Knut Vaage (b1961) is an individualist with some of his composing roots in the regular beat of pop & rock, but with knowing awareness of Stockhausen and Cage as well as the earlier key figures of the 20th Century - something of the minimalists, but regularity always overlaid by unpredictable strands, and elements of improvisation which carry transformation 'beyond the limits of jazz' (Tron Jensen).

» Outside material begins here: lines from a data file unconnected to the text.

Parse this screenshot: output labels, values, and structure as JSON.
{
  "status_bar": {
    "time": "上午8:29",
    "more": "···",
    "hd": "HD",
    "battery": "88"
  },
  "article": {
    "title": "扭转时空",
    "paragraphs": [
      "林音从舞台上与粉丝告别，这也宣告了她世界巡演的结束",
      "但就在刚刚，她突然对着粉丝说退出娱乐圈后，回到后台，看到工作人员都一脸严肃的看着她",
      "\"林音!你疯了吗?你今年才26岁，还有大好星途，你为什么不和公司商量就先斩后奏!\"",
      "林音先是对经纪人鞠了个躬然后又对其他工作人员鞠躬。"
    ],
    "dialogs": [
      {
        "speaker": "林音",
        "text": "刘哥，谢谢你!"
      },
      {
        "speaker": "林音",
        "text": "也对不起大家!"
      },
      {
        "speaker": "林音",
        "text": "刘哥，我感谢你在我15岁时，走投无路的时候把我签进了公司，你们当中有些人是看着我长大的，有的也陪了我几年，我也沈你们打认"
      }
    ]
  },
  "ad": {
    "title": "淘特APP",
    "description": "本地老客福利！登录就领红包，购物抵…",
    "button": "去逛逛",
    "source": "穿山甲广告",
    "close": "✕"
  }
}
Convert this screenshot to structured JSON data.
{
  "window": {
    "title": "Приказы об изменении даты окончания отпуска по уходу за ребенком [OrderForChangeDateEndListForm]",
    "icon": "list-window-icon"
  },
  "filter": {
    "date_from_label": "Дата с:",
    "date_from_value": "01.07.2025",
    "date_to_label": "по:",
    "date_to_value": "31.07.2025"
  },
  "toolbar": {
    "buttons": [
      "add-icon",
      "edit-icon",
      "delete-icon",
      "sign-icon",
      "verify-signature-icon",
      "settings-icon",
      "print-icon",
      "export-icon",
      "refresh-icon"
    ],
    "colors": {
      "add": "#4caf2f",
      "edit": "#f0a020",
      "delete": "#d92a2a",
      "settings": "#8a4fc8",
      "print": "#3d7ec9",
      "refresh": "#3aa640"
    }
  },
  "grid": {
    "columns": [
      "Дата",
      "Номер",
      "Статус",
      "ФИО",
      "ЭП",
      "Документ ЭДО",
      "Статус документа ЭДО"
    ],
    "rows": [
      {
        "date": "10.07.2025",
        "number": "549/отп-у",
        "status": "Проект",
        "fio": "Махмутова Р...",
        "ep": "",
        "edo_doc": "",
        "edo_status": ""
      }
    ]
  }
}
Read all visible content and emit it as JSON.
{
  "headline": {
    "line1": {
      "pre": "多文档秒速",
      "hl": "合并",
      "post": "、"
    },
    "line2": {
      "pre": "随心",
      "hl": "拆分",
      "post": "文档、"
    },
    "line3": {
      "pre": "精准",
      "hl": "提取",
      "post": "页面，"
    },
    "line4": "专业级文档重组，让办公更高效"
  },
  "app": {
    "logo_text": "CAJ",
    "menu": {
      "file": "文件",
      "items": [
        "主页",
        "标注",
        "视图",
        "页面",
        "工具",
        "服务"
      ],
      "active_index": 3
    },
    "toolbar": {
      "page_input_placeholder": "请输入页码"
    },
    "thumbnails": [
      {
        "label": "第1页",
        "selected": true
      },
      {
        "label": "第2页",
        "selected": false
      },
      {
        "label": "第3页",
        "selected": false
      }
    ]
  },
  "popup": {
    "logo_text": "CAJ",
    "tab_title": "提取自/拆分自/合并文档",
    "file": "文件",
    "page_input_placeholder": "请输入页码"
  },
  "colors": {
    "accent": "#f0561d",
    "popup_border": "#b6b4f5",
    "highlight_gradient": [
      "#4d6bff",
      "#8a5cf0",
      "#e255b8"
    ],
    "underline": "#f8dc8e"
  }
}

Three of these recent works date from 1998. Movements for a large sinfonietta-ensemble is 'a minimal paradox: repetitions with countless nuances'. Transit maintains a moderate dynamic level with material in continual flux, 'slowly entangling from something one has got entangled in - we are really in transit'. Jug Band Rag extends the jazz-inspired neo-classicism of Hindemith, suggesting the made-instruments of primitive bands. Hexa for string sextet (1995) begins with rhythmic, life-affirming power, but finishes with unexpected, pessimistic lethargy, 'laying down to die' in a hesitating end, reminding me of the equivocal conclusions of movements in Sibelius 4 and Nielsen 6.
An invigorating collection of recent compositions by
an active member of the new music fraternity in Norway, based in Bergen,
where the excellent, flexible BIT 20 Ensemble was founded in 1989 to
promote cultural exchange between diverse cultural groups and peoples.
It has appeared in London's Barbican Centre with its chief conductor
Ingar Bergby, and is engaged on a series of recordings of recent Norwegian
music, welcome as Norway is the Scandinavian country whose composers
are least known in UK. Good performance and production values make this
an attractive CD to seek out.
Peter Grahame Woolf